→ **WHAT IS BEING ASKED**
Could you write out the line containing "Parse this screenshot: output" and all the lines below it in the data, exactly, through the final one and nothing else?

→ **EXTRACTED DATA**
*** Block opens ***

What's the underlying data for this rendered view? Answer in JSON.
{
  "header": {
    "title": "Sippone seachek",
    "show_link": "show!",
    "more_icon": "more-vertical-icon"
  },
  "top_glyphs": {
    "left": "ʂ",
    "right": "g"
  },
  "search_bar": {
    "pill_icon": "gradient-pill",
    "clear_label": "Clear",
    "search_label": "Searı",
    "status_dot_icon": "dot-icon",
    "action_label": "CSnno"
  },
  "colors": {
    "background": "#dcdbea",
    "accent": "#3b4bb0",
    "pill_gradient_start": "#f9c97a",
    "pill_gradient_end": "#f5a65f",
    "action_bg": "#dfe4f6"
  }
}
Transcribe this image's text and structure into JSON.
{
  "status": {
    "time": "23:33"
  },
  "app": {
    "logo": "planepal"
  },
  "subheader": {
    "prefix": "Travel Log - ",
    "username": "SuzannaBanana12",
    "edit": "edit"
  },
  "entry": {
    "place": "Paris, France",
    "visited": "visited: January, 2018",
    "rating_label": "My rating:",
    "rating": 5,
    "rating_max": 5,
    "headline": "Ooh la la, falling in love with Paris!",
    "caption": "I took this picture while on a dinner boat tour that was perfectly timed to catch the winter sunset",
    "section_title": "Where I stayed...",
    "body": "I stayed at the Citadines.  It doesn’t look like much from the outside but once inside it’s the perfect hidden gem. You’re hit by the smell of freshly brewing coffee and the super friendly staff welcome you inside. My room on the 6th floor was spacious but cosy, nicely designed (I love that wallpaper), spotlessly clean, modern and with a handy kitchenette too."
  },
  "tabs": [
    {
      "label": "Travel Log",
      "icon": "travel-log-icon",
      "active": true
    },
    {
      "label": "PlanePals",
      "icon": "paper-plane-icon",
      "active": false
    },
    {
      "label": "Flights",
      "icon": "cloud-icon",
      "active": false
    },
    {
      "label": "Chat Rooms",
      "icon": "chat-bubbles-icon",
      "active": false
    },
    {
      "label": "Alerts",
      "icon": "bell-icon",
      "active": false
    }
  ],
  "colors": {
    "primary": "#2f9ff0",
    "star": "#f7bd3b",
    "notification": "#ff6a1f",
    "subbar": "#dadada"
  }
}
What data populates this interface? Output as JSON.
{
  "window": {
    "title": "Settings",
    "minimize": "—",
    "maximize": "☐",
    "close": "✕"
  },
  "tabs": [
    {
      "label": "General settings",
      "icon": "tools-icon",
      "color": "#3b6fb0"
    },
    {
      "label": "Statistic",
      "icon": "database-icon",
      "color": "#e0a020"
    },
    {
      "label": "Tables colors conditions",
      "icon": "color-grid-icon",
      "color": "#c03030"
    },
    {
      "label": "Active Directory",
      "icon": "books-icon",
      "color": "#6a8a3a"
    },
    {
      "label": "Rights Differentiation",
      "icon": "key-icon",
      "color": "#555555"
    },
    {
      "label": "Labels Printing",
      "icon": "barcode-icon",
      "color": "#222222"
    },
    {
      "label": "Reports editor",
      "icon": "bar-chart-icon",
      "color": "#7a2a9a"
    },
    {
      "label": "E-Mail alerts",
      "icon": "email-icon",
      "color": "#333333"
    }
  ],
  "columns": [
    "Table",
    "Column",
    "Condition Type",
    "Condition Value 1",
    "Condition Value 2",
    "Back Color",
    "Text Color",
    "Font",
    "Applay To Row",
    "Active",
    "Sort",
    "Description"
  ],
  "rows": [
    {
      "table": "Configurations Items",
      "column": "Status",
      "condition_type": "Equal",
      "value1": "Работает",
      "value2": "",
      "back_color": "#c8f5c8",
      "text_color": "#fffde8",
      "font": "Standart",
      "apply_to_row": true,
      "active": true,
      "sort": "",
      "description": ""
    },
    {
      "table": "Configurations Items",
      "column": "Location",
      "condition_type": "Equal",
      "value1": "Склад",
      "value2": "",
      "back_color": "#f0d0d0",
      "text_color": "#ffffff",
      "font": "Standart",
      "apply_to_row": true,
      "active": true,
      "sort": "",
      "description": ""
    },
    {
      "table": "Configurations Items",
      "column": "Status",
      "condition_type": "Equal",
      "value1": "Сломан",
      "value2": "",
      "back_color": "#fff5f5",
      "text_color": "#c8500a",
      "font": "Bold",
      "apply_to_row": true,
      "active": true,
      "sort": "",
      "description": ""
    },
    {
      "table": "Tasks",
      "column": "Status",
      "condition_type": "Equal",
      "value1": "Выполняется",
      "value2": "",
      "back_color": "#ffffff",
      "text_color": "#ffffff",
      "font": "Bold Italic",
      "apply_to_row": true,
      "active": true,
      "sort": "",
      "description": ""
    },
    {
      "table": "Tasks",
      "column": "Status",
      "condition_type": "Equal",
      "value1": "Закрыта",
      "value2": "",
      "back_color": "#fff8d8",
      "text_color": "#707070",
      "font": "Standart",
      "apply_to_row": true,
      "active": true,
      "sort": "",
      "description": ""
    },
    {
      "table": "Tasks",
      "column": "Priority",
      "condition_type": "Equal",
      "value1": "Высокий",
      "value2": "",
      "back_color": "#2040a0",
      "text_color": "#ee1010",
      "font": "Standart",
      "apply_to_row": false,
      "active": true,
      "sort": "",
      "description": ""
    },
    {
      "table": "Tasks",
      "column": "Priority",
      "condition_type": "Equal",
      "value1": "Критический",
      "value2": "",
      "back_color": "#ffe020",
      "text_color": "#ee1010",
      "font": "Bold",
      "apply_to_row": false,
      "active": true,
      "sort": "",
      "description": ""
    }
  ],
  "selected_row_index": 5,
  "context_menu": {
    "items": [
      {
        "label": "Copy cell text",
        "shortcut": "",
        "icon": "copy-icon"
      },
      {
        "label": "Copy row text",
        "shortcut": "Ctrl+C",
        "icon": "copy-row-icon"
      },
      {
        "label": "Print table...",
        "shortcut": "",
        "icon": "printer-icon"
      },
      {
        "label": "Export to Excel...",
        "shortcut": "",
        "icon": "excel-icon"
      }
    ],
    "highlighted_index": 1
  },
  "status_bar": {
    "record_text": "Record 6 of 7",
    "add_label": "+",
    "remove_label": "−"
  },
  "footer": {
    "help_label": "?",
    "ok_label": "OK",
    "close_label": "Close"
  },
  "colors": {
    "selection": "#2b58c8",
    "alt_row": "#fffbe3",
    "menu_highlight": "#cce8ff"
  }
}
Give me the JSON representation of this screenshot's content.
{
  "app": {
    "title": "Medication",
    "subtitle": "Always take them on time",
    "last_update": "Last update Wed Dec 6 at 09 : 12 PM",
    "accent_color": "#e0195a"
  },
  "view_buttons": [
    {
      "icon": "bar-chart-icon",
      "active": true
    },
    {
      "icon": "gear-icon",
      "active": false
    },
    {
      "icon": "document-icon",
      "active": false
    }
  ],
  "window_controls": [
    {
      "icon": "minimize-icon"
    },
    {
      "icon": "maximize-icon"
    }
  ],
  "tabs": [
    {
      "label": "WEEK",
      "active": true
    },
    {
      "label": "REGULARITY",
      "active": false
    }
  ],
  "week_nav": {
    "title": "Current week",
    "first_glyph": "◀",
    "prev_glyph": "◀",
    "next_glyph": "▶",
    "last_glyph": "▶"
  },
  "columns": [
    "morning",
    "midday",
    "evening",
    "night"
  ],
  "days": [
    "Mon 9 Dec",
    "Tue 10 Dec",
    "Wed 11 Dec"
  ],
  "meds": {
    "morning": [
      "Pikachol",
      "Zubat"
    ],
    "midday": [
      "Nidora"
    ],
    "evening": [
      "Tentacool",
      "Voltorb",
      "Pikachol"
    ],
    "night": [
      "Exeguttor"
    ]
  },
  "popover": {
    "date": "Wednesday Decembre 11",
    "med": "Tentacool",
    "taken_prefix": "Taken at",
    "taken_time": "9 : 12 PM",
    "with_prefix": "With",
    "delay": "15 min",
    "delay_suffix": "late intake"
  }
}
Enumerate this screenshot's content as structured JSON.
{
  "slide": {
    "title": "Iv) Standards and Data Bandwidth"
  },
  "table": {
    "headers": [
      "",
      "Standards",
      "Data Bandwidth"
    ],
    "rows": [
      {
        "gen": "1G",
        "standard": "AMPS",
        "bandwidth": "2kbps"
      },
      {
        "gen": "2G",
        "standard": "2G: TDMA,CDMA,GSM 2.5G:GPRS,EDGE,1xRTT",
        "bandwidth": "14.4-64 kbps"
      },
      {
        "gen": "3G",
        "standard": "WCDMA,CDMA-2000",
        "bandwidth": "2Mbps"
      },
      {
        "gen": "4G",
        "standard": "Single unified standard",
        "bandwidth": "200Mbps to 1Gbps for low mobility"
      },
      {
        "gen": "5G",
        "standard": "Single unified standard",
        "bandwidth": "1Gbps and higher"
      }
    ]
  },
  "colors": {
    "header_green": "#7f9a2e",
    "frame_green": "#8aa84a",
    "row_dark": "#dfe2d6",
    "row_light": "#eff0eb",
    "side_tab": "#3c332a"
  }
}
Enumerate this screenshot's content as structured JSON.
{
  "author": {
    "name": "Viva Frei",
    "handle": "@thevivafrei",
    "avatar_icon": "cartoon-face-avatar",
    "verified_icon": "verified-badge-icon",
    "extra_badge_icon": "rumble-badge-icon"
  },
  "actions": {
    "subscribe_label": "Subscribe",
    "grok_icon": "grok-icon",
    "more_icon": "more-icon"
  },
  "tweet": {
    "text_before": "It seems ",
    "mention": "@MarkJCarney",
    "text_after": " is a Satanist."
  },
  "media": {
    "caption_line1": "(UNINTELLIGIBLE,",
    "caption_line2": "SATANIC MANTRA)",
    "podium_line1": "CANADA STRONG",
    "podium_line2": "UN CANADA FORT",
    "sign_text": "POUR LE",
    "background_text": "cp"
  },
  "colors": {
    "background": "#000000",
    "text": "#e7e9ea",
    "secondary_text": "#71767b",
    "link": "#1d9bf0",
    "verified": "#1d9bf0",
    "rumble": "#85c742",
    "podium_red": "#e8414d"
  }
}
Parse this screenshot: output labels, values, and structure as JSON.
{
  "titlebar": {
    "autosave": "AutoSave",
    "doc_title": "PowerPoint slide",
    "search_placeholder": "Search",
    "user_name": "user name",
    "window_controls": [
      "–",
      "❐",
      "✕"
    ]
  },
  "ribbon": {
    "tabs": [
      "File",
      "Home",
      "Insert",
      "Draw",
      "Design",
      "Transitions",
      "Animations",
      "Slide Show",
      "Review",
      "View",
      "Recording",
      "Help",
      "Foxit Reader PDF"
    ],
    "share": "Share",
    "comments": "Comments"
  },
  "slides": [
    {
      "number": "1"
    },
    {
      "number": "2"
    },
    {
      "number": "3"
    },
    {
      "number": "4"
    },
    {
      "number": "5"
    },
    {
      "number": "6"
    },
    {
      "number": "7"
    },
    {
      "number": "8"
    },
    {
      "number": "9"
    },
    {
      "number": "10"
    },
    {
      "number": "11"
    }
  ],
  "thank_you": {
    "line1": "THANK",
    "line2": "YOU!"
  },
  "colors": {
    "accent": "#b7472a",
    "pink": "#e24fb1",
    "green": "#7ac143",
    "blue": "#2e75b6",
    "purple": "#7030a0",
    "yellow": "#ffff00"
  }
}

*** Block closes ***

→ **THE COMPLETED TASK**
Parse this screenshot: output labels, values, and structure as JSON.
{
  "titlebar": {
    "autosave": "AutoSave",
    "doc_title": "PowerPoint slide",
    "search_placeholder": "Search",
    "user_name": "user name",
    "window_controls": [
      "–",
      "❐",
      "✕"
    ]
  },
  "ribbon": {
    "tabs": [
      "File",
      "Home",
      "Insert",
      "Draw",
      "Design",
      "Transitions",
      "Animations",
      "Slide Show",
      "Review",
      "View",
      "Recording",
      "Help",
      "Foxit Reader PDF"
    ],
    "share": "Share",
    "comments": "Comments"
  },
  "slides": [
    {
      "number": "1"
    },
    {
      "number": "2"
    },
    {
      "number": "3"
    },
    {
      "number": "4"
    },
    {
      "number": "5"
    },
    {
      "number": "6"
    },
    {
      "number": "7"
    },
    {
      "number": "8"
    },
    {
      "number": "9"
    },
    {
      "number": "10"
    },
    {
      "number": "11"
    }
  ],
  "thank_you": {
    "line1": "THANK",
    "line2": "YOU!"
  },
  "colors": {
    "accent": "#b7472a",
    "pink": "#e24fb1",
    "green": "#7ac143",
    "blue": "#2e75b6",
    "purple": "#7030a0",
    "yellow": "#ffff00"
  }
}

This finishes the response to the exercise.